Some articles on storage:

Storage, The Base of A Backup System - Managing The Data Repository
... Regardless of the data repository model or data storage media used for backups, a balance needs to be struck between accessibility, security and cost ... On-line On-line backup storage is typically the most accessible type of data storage, which can begin restore in milliseconds time ... This type of storage is very convenient and speedy, but is relatively expensive ...
List Of Device Bit Rates - Bandwidths - Computer Buses - Storage
... bits/40 MHz) 7008640000000000000640 Mbit/s 700864000000000000080 MB/s Serial Storage Architecture SSA 7008640000000000000640 Mbit/s 700864000000000000080 MB/s Ultra DMA ATA 7008800000000000000800 ... Mbit/s ...
Data Remanence
... left intact by a nominal file deletion operation, by reformatting of storage media that does not remove data previously written to the media, or through physical ... of sensitive information possible should the storage media be released into an uncontrolled environment (e.g ... media that are inaccessible, media that cannot effectively be erased, advanced storage systems that maintain histories of data throughout the data's life cycle, and persistence of data in memory that is typically ...
George Nelson (designer) - Tomorrow's House
... with Henry Wright, he introduced the concept of the "family room", and the "storage wall" ... The storage wall was essentially the idea of recessed, built-in bookcases or shelving occupying space previously lost between walls ... while writing the book, when Nelson's publisher was pressuring him to finish the section on storage ...

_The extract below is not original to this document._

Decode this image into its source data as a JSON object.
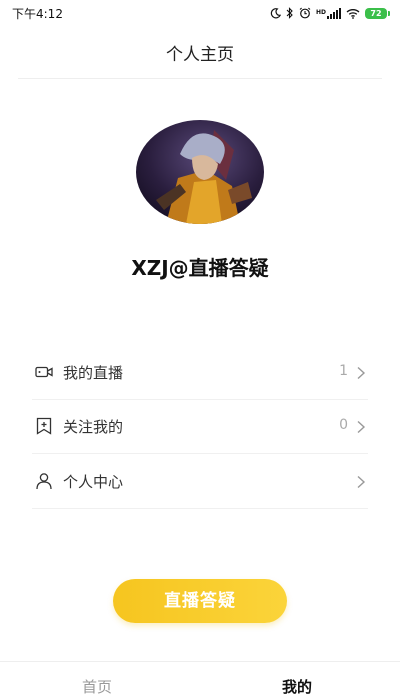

More definitions of "storage":

  • (noun): (computer science) the process of storing information in a computer memory or on a magnetic tape or disk.
  • (noun): The commercial enterprise of storing goods and materials.
  • (noun): The act of storing something.

Famous quotes containing the word storage:

    Many of our houses, both public and private, with their almost innumerable apartments, their huge halls and their cellars for the storage of wines and other munitions of peace, appear to me extravagantly large for their inhabitants. They are so vast and magnificent that the latter seem to be only vermin which infest them.
    Henry David Thoreau (1817–1862)